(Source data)
↓
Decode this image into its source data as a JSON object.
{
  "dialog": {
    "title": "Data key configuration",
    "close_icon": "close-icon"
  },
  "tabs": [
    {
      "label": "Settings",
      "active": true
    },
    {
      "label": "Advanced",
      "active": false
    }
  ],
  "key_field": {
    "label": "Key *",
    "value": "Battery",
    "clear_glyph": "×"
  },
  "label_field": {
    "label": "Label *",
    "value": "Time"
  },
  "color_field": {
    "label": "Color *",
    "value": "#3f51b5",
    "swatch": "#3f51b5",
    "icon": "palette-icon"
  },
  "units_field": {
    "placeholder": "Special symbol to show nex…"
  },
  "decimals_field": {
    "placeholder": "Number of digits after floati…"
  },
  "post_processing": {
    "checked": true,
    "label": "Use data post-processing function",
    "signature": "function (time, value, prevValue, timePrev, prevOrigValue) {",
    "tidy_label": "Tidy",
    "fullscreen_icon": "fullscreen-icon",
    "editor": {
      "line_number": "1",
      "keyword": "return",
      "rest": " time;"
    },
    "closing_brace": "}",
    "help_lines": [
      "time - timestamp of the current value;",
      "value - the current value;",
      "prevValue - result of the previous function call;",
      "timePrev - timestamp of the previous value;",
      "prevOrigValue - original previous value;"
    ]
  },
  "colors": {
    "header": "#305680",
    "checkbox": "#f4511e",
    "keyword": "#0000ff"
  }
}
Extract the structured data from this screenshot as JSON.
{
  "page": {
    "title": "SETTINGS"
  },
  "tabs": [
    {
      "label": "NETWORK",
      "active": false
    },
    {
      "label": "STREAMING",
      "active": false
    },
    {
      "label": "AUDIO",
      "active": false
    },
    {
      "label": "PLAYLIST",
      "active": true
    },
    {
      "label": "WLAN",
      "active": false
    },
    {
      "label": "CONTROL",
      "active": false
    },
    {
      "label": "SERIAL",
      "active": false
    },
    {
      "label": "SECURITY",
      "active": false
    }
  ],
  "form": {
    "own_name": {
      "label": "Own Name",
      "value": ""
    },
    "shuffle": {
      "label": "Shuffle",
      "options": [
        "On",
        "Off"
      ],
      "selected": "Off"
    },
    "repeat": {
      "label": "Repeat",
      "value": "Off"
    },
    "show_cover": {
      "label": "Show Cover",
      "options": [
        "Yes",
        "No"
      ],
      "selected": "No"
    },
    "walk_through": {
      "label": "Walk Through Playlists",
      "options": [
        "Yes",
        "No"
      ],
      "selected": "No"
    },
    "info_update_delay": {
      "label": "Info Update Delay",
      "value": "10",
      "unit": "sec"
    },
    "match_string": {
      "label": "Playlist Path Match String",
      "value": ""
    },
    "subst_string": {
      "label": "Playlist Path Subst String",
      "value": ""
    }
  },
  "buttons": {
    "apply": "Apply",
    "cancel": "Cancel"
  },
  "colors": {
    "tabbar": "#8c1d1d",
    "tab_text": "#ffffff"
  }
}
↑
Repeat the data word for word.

Decode this image into its source data as a JSON object.
{
  "dialog": {
    "title": "Data key configuration",
    "close_icon": "close-icon"
  },
  "tabs": [
    {
      "label": "Settings",
      "active": true
    },
    {
      "label": "Advanced",
      "active": false
    }
  ],
  "key_field": {
    "label": "Key *",
    "value": "Battery",
    "clear_glyph": "×"
  },
  "label_field": {
    "label": "Label *",
    "value": "Time"
  },
  "color_field": {
    "label": "Color *",
    "value": "#3f51b5",
    "swatch": "#3f51b5",
    "icon": "palette-icon"
  },
  "units_field": {
    "placeholder": "Special symbol to show nex…"
  },
  "decimals_field": {
    "placeholder": "Number of digits after floati…"
  },
  "post_processing": {
    "checked": true,
    "label": "Use data post-processing function",
    "signature": "function (time, value, prevValue, timePrev, prevOrigValue) {",
    "tidy_label": "Tidy",
    "fullscreen_icon": "fullscreen-icon",
    "editor": {
      "line_number": "1",
      "keyword": "return",
      "rest": " time;"
    },
    "closing_brace": "}",
    "help_lines": [
      "time - timestamp of the current value;",
      "value - the current value;",
      "prevValue - result of the previous function call;",
      "timePrev - timestamp of the previous value;",
      "prevOrigValue - original previous value;"
    ]
  },
  "colors": {
    "header": "#305680",
    "checkbox": "#f4511e",
    "keyword": "#0000ff"
  }
}
Extract the structured data from this screenshot as JSON.
{
  "page": {
    "title": "SETTINGS"
  },
  "tabs": [
    {
      "label": "NETWORK",
      "active": false
    },
    {
      "label": "STREAMING",
      "active": false
    },
    {
      "label": "AUDIO",
      "active": false
    },
    {
      "label": "PLAYLIST",
      "active": true
    },
    {
      "label": "WLAN",
      "active": false
    },
    {
      "label": "CONTROL",
      "active": false
    },
    {
      "label": "SERIAL",
      "active": false
    },
    {
      "label": "SECURITY",
      "active": false
    }
  ],
  "form": {
    "own_name": {
      "label": "Own Name",
      "value": ""
    },
    "shuffle": {
      "label": "Shuffle",
      "options": [
        "On",
        "Off"
      ],
      "selected": "Off"
    },
    "repeat": {
      "label": "Repeat",
      "value": "Off"
    },
    "show_cover": {
      "label": "Show Cover",
      "options": [
        "Yes",
        "No"
      ],
      "selected": "No"
    },
    "walk_through": {
      "label": "Walk Through Playlists",
      "options": [
        "Yes",
        "No"
      ],
      "selected": "No"
    },
    "info_update_delay": {
      "label": "Info Update Delay",
      "value": "10",
      "unit": "sec"
    },
    "match_string": {
      "label": "Playlist Path Match String",
      "value": ""
    },
    "subst_string": {
      "label": "Playlist Path Subst String",
      "value": ""
    }
  },
  "buttons": {
    "apply": "Apply",
    "cancel": "Cancel"
  },
  "colors": {
    "tabbar": "#8c1d1d",
    "tab_text": "#ffffff"
  }
}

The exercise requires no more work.